1. In <only>, the magic <y> makes the previous vowel say its name.
2. <Prince> takes a short vowel because its an exception to the silent <e> rule.

We built the European Community, but in the end, we kept the Pound.

wi blt | jrpin kmjunti | bt n i end | wi kept pand ||


1. <built> behaves like a Basic Vowel Pattern example. We might say that the <u> is silent.
2. In the word <European>, we can hear that its main stress is on the 3rd syllable. The
Teutonic Rule of stressing tells us that there cant be two unstressed initial syllables in
an English word. To solve this problem we apply the rule of Alternation: if the primary
stress is on the 3rd syllable, then the secondary stress is likely to be found on the 1st
syllable.

Francisco Zabala - 2014

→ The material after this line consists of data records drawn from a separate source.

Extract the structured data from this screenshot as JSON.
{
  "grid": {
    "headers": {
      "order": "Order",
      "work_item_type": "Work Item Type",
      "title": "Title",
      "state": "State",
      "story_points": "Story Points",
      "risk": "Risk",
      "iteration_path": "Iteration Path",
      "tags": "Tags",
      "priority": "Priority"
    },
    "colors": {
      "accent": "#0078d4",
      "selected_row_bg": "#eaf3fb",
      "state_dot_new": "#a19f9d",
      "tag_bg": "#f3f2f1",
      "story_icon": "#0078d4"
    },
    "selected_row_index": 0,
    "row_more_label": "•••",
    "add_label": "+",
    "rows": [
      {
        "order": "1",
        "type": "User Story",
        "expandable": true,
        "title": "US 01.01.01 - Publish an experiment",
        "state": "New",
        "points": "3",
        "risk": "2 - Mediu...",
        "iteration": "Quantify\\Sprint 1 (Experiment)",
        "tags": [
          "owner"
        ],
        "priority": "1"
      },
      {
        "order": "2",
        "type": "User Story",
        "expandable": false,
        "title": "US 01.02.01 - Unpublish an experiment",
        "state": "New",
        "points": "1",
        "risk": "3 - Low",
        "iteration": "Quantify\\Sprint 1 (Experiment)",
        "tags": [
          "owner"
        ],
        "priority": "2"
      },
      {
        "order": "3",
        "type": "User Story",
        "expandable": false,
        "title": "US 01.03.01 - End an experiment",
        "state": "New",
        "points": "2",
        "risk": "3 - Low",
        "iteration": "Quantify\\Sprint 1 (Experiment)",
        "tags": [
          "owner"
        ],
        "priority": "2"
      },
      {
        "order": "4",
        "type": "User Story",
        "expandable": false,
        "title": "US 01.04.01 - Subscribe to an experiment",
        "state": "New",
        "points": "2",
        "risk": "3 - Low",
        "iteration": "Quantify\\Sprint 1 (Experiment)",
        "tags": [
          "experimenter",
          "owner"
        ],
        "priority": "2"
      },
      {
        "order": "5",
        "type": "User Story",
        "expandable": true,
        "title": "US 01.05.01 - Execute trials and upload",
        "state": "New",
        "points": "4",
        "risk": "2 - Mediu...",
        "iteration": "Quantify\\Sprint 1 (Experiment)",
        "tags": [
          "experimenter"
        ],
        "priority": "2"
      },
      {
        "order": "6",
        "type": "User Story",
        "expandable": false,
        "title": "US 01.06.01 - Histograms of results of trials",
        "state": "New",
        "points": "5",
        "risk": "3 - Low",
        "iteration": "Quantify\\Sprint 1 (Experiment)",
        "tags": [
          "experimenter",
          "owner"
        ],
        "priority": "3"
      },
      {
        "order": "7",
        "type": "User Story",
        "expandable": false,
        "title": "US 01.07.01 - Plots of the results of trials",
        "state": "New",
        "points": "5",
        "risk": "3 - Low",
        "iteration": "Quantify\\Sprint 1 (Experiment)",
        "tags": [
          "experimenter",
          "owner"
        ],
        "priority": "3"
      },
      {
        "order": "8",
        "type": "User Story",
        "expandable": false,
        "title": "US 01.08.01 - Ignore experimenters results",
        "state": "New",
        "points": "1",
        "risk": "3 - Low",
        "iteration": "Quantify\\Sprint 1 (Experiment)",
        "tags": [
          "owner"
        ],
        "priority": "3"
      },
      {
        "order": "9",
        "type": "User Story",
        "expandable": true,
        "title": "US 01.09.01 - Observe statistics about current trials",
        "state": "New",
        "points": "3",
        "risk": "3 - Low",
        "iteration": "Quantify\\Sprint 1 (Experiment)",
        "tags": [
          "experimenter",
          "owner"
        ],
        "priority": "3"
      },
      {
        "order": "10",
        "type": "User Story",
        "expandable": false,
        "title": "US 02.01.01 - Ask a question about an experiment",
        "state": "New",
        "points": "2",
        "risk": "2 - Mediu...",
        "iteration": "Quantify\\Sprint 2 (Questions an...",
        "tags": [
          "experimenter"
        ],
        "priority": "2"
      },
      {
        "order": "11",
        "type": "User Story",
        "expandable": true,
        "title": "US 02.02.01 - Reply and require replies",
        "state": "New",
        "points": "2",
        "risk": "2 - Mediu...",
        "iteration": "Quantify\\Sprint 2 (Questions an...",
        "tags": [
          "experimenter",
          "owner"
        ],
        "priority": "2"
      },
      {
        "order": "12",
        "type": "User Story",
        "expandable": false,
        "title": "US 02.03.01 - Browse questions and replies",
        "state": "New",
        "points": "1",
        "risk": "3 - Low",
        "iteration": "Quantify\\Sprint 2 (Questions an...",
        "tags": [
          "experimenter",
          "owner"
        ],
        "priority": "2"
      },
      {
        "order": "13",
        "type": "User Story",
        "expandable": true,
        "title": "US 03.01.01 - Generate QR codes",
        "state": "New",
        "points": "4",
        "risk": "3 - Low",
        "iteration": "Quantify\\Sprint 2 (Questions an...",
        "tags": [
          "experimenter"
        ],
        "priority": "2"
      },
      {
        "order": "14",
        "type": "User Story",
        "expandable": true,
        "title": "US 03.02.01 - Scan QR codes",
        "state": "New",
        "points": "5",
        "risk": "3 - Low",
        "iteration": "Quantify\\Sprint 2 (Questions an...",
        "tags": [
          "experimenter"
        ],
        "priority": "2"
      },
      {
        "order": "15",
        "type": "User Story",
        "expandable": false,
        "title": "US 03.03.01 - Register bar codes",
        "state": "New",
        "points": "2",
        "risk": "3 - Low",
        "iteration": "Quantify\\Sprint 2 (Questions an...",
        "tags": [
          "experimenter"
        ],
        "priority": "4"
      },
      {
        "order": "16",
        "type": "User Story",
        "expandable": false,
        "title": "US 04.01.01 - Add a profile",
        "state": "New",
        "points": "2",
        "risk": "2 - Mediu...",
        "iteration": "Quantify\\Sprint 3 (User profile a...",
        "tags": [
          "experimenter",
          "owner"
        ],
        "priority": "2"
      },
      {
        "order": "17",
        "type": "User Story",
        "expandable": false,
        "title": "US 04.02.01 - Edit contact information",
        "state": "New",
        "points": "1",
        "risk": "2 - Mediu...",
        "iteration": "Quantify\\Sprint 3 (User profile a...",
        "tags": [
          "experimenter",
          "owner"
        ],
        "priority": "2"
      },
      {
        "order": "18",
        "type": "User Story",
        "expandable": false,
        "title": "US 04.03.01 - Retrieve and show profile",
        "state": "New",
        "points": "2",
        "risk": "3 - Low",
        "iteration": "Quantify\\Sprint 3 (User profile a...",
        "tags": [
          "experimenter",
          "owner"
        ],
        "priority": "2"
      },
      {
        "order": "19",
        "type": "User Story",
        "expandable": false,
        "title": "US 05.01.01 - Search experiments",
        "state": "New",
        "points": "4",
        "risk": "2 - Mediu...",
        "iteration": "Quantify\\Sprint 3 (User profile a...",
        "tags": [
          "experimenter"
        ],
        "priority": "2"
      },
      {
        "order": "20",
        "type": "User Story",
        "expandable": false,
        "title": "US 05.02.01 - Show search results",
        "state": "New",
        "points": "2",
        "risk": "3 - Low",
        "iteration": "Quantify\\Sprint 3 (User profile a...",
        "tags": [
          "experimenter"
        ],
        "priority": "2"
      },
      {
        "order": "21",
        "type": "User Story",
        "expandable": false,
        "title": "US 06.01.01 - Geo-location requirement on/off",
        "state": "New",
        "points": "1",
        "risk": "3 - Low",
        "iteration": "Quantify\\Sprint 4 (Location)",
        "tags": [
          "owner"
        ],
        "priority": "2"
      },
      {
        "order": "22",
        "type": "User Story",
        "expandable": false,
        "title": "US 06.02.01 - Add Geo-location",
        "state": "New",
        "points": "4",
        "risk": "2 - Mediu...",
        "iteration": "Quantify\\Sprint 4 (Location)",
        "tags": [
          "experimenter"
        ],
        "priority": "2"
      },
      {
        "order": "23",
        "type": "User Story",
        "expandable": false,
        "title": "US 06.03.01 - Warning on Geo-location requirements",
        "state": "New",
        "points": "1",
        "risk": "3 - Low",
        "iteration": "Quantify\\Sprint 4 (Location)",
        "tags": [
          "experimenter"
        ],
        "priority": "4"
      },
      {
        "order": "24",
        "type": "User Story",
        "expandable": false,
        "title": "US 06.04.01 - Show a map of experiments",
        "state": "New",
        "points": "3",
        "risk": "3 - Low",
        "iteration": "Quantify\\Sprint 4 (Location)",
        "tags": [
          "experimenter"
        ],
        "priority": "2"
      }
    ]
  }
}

We have dominated the world, but also we like to be dominated.

wi (h)v dmnetd | wld || bt ls | wi lak t bi dmnetd ||


1. <have> is a weak form here because it isnt a main verb, its an auxiliary. Its so weak that it can
drop both the .g. and the weak vowel schwa.
2. The verb <dominate> is stressed on its first syllable. The ending <-ate> is strong.

We invented football, but our national team is run by an Italian.

wi nventd ftbl | bt a n()n()l tim | z rn | ba n tljn ||


1. The verb <to invent> ends in a .s., so the past tense <ed> adds a whole syllable, .Hc..
2. The word <football> is acompound word. Although the main stress falls on the first syllable,
both elements are strong.
3. <run> is an example of the Basic Vowel Pattern.

We have the most ridiculous police uniforms, but somehow

wi hv mst rdkjls | plis junfmz | bt smha |

it seems to work.

t simz t wk ||

We love a well-tailored suit, but we also love a well-tailored dress.

wi lv wel teld sut | bt wi ls lv | wel teld dres ||


1. <dress> takes .r. because 99% of the times <ss> is .r., not .y.-

We dont know how to cook, but we make good biscuits.

wi dnt n ha t kk | bt wi mek d bskts /